SmarterBank was started by SimpleTuition, an online comparison shopping service for private and federal student loans. It does not have a bank charter; rather, it offers the account through The Bancorp Bank in Wilmington, Del.
Doug Lowenstein, executive vice president of banking and rewards at SimpleTuition, says the product is timely. "Perhaps the single largest pain point for young adults these days is managing that student loan debt," he says.
The checking account is prominently promoted on SimpleTuition's website, targeting a built-in audience of college students. About 6 million visitors used its online loan marketplace and other tools last year, Lowenstein says.
The SmarterBucks rewards program has its own website, with a large diagram on the "How it Works" page that illustrates how paying off a loan early saves on interest and has a multiplier effect on reducing debt. "Chip in $25 per month. Repay 16 months faster! And save up to $3,150!" it says, using a 10-year, $8,500 loan with a 6.8 percent interest rate for the calculation.
SmarterBank is working on a way for family and friends to open their own checking accounts and apply their rewards to the borrower of their choice-allowing a parent to help a child repay a student loan, for example. This feature, says Scott Strumello, a consultant with Auriemma Consulting Group in New York, is the most intriguing part of the SmarterBucks concept.
Lowenstein could not say when the extension to family and friends would be available. But in the meantime, students can invite others by email to register on the SmarterBucks website and make cash contributions toward the paydown of their student loans.
Also in the works is an online mall where customers can earn additional rewards on special offers by participating merchants. Select offline purchases made directly from stores also will be eligible for extra rewards.
Strumello says new limits on debit interchange fees could complicate SmarterBank's path to profitability. Many banks have abandoned free checking and debit rewards programs as a result of the new regulations.
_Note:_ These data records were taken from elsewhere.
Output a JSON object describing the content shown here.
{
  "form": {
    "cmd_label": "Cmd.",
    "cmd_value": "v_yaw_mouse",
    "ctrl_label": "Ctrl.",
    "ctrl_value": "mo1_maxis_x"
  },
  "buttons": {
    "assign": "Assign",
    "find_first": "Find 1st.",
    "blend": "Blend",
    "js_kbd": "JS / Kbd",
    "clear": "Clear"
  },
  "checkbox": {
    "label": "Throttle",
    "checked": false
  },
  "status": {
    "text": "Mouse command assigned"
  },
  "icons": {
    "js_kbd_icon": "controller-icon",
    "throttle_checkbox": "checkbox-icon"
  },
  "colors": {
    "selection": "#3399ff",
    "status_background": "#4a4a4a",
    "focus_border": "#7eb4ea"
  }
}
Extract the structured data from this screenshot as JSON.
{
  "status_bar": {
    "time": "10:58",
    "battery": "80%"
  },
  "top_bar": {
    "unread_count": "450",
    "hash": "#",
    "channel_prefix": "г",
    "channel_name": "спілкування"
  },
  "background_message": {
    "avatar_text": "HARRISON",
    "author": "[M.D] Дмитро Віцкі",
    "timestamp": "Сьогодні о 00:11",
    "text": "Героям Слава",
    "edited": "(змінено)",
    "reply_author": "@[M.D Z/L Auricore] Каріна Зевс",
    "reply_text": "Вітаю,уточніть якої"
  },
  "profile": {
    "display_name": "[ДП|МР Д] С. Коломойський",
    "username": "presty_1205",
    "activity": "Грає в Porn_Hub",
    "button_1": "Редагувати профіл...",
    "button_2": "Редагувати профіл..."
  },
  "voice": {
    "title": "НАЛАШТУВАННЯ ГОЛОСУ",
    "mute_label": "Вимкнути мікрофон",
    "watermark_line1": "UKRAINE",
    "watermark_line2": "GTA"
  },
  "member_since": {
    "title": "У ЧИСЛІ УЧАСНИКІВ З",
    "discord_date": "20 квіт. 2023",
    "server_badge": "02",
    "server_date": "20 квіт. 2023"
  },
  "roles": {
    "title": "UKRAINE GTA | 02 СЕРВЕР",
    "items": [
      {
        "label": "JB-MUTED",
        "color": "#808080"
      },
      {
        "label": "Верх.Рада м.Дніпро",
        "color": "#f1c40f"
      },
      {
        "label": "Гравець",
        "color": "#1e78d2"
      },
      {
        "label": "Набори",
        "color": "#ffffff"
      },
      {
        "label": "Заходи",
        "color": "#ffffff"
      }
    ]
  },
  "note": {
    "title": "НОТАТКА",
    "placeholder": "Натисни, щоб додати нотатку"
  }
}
But an interchange exception was carved out for banks with less than $10 billion of assets, and SmarterBank's partner is well under that threshold, Lowenstein says. Also, the SmarterBucks rewards are only for signature-based transactions, which yield a higher interchange rate from merchants than PIN-based ones.